Records.

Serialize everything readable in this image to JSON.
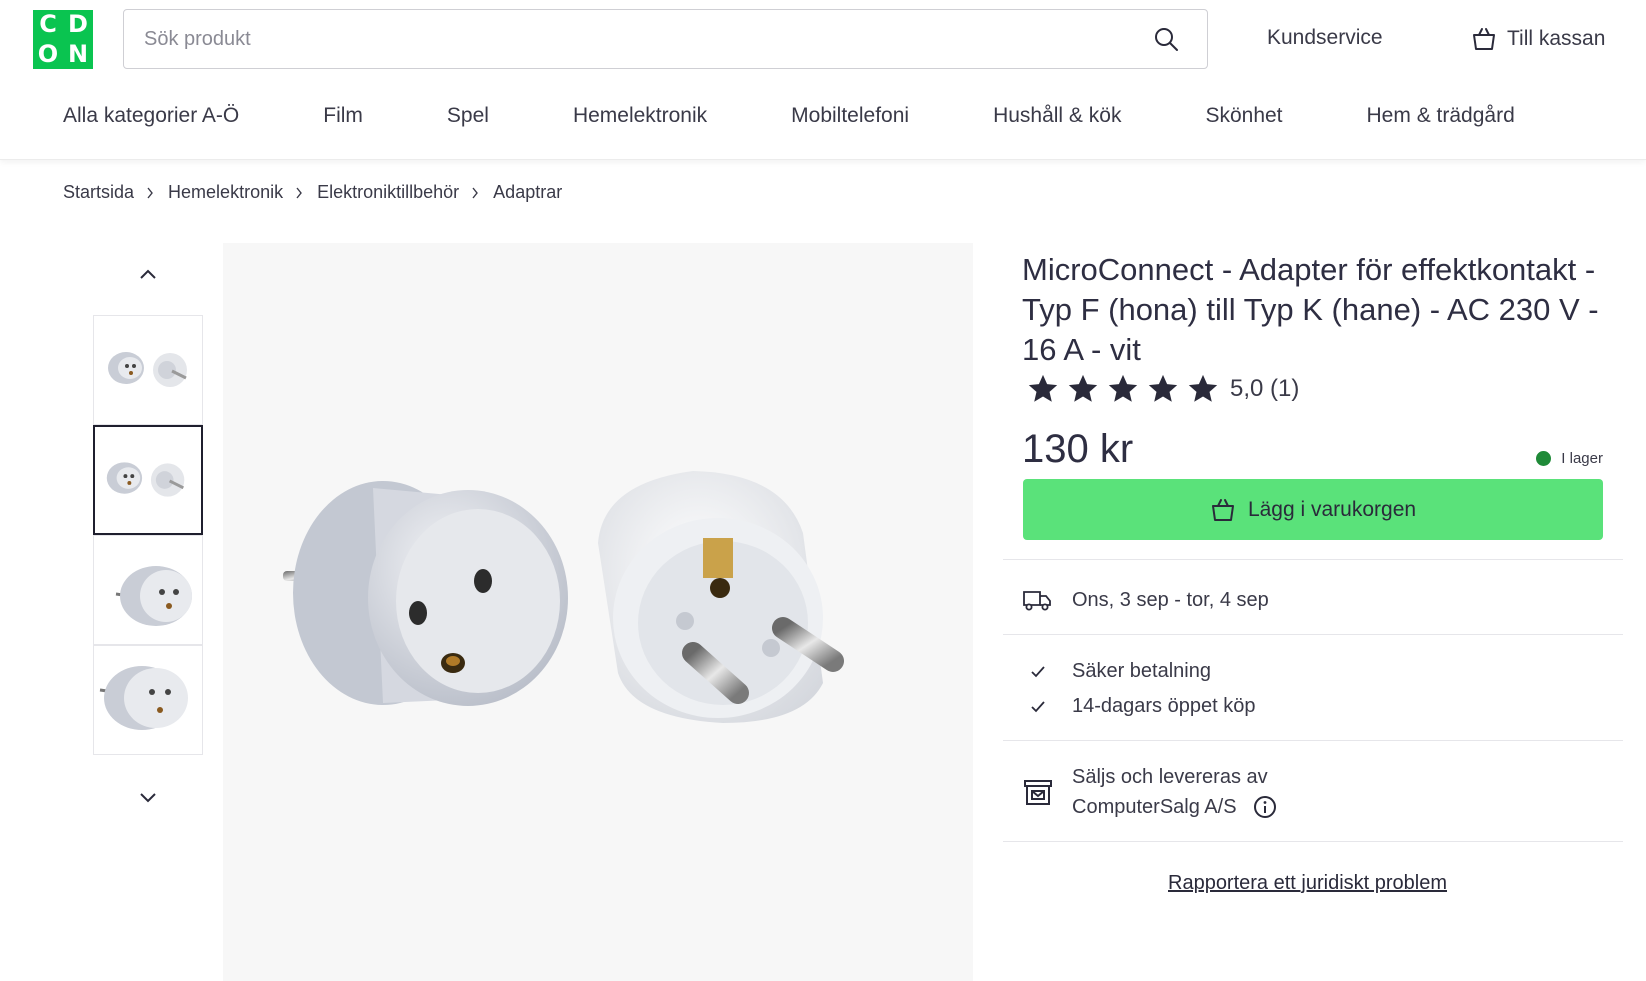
{
  "header": {
    "logo_letters": [
      "C",
      "D",
      "O",
      "N"
    ],
    "search_placeholder": "Sök produkt",
    "customer_service": "Kundservice",
    "checkout": "Till kassan"
  },
  "nav": {
    "items": [
      "Alla kategorier A-Ö",
      "Film",
      "Spel",
      "Hemelektronik",
      "Mobiltelefoni",
      "Hushåll & kök",
      "Skönhet",
      "Hem & trädgård"
    ]
  },
  "breadcrumb": [
    "Startsida",
    "Hemelektronik",
    "Elektroniktillbehör",
    "Adaptrar"
  ],
  "gallery": {
    "thumbnail_count": 4,
    "active_index": 1
  },
  "product": {
    "title": "MicroConnect - Adapter för effektkontakt - Typ F (hona) till Typ K (hane) - AC 230 V - 16 A - vit",
    "rating_stars": 5,
    "rating_text": "5,0 (1)",
    "price": "130 kr",
    "stock": "I lager",
    "stock_color": "#1f8a38",
    "add_to_cart": "Lägg i varukorgen",
    "cart_button_color": "#5ae27a"
  },
  "delivery": {
    "date_range": "Ons, 3 sep - tor, 4 sep"
  },
  "benefits": [
    "Säker betalning",
    "14-dagars öppet köp"
  ],
  "seller": {
    "line1": "Säljs och levereras av",
    "name": "ComputerSalg A/S"
  },
  "report_link": "Rapportera ett juridiskt problem",
  "colors": {
    "brand": "#0ac450",
    "text": "#2a2a3a"
  }
}
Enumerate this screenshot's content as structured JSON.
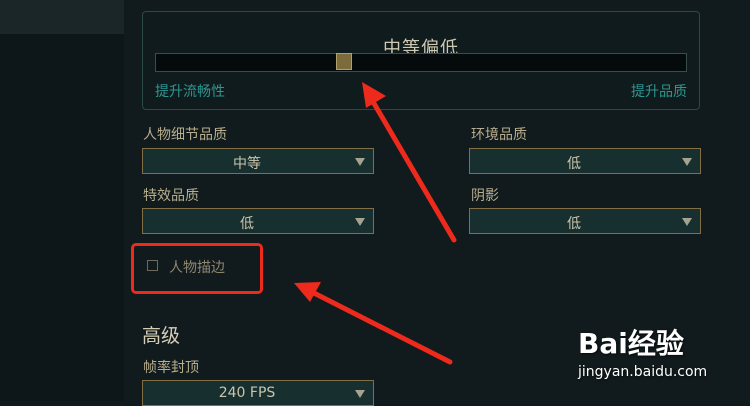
{
  "quality_preset": {
    "title": "中等偏低",
    "level": 0.35,
    "left_label": "提升流畅性",
    "right_label": "提升品质"
  },
  "settings": {
    "character_detail": {
      "label": "人物细节品质",
      "value": "中等"
    },
    "environment": {
      "label": "环境品质",
      "value": "低"
    },
    "effects": {
      "label": "特效品质",
      "value": "低"
    },
    "shadows": {
      "label": "阴影",
      "value": "低"
    },
    "outline": {
      "label": "人物描边",
      "checked": false
    }
  },
  "advanced": {
    "title": "高级",
    "frame_rate": {
      "label": "帧率封顶",
      "value": "240 FPS"
    }
  },
  "watermark": {
    "logo_text": "Bai经验",
    "url": "jingyan.baidu.com"
  },
  "colors": {
    "accent_teal": "#2e9690",
    "gold_border": "#826f45",
    "annotation_red": "#ee2a1d"
  }
}
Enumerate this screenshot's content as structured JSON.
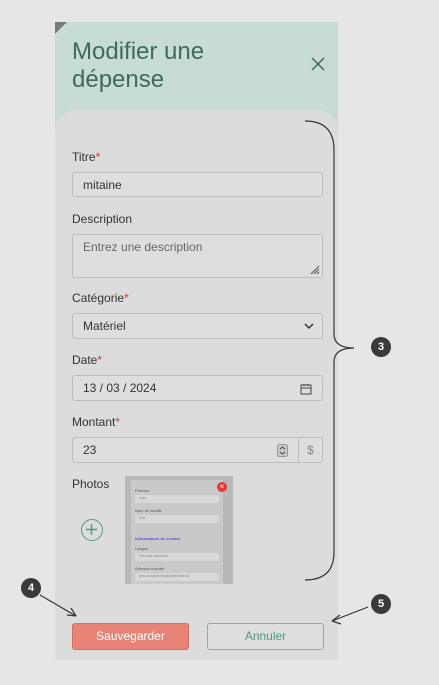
{
  "dialog": {
    "title": "Modifier une dépense",
    "fields": {
      "titre_label": "Titre",
      "titre_value": "mitaine",
      "description_label": "Description",
      "description_placeholder": "Entrez une description",
      "categorie_label": "Catégorie",
      "categorie_value": "Matériel",
      "date_label": "Date",
      "date_value": "13 / 03 / 2024",
      "montant_label": "Montant",
      "montant_value": "23",
      "currency_symbol": "$",
      "photos_label": "Photos",
      "required_mark": "*"
    },
    "thumbnail": {
      "prenom": "Prénom",
      "prenom_value": "Jess",
      "nom": "Nom de famille",
      "nom_value": "Doe",
      "section": "Informations de contact",
      "langue": "Langue",
      "langue_value": "Français canadien",
      "courriel": "Adresse courriel",
      "courriel_value": "jess.doe@exemplepartenaire.ca"
    },
    "buttons": {
      "save": "Sauvegarder",
      "cancel": "Annuler"
    }
  },
  "annotations": {
    "m3": "3",
    "m4": "4",
    "m5": "5"
  },
  "colors": {
    "header": "#c8dcd6",
    "accent": "#4e9a84",
    "save": "#e88476",
    "required": "#d93a3a"
  }
}
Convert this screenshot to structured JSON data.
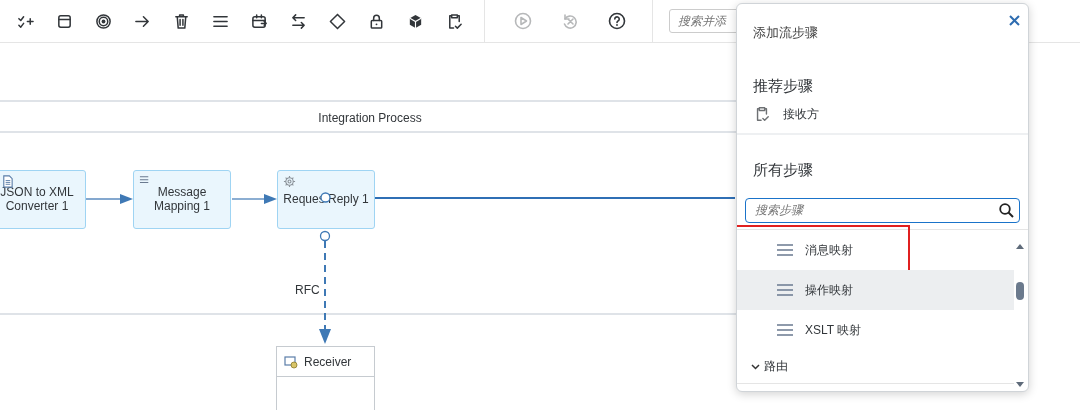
{
  "toolbar": {
    "actions": [
      {
        "disabled": true
      },
      {
        "disabled": true
      },
      {
        "disabled": false
      }
    ],
    "search": {
      "placeholder": "搜索并添"
    }
  },
  "canvas": {
    "pool_title": "Integration Process",
    "nodes": [
      {
        "label": "JSON to XML Converter 1"
      },
      {
        "label": "Message Mapping 1"
      },
      {
        "label": "Reques Reply 1"
      }
    ],
    "connector_label": "RFC",
    "receiver": {
      "label": "Receiver"
    }
  },
  "popover": {
    "title": "添加流步骤",
    "recommended": {
      "heading": "推荐步骤",
      "items": [
        {
          "label": "接收方"
        }
      ]
    },
    "all_steps": {
      "heading": "所有步骤",
      "search": {
        "placeholder": "搜索步骤"
      },
      "items": [
        {
          "label": "消息映射",
          "hovered": false,
          "highlighted": true
        },
        {
          "label": "操作映射",
          "hovered": true,
          "highlighted": false
        },
        {
          "label": "XSLT 映射",
          "hovered": false,
          "highlighted": false
        }
      ],
      "groups": [
        {
          "label": "路由",
          "expanded": true
        }
      ]
    }
  }
}
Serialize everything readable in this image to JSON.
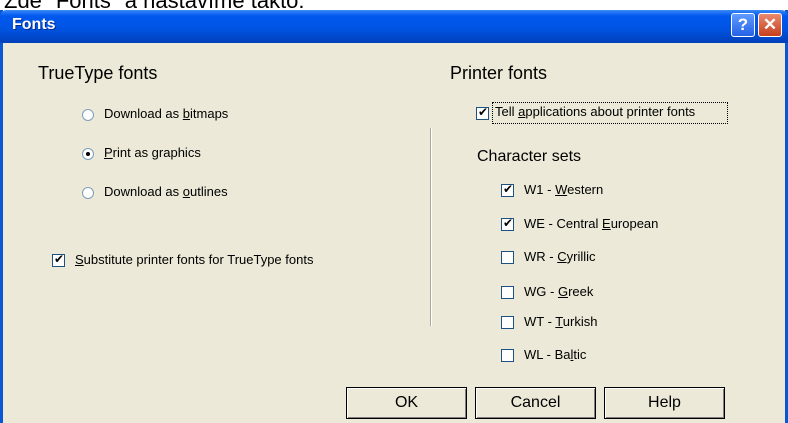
{
  "background_text": "Zde \"Fonts\" a nastavíme takto:",
  "window": {
    "title": "Fonts",
    "help_glyph": "?",
    "close_glyph": "✕"
  },
  "truetype": {
    "heading": "TrueType fonts",
    "options": [
      {
        "pre": "Download as ",
        "key": "b",
        "post": "itmaps",
        "selected": false
      },
      {
        "pre": "",
        "key": "P",
        "post": "rint as graphics",
        "selected": true
      },
      {
        "pre": "Download as ",
        "key": "o",
        "post": "utlines",
        "selected": false
      }
    ],
    "substitute": {
      "pre": "",
      "key": "S",
      "post": "ubstitute printer fonts for TrueType fonts",
      "checked": true
    }
  },
  "printer": {
    "heading": "Printer fonts",
    "tell": {
      "pre": "Tell ",
      "key": "a",
      "post": "pplications about printer fonts",
      "checked": true
    },
    "charsets_heading": "Character sets",
    "charsets": [
      {
        "pre": "W1 - ",
        "key": "W",
        "post": "estern",
        "checked": true
      },
      {
        "pre": "WE - Central ",
        "key": "E",
        "post": "uropean",
        "checked": true
      },
      {
        "pre": "WR - ",
        "key": "C",
        "post": "yrillic",
        "checked": false
      },
      {
        "pre": "WG - ",
        "key": "G",
        "post": "reek",
        "checked": false
      },
      {
        "pre": "WT - ",
        "key": "T",
        "post": "urkish",
        "checked": false
      },
      {
        "pre": "WL - Ba",
        "key": "l",
        "post": "tic",
        "checked": false
      }
    ]
  },
  "buttons": {
    "ok": "OK",
    "cancel": "Cancel",
    "help": "Help"
  }
}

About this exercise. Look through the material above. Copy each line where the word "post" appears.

Exercise result.
        "post": "itmaps",
        "post": "rint as graphics",
        "post": "utlines",
      "post": "ubstitute printer fonts for TrueType fonts",
      "post": "pplications about printer fonts",
        "post": "estern",
        "post": "uropean",
        "post": "yrillic",
        "post": "reek",
        "post": "urkish",
        "post": "tic",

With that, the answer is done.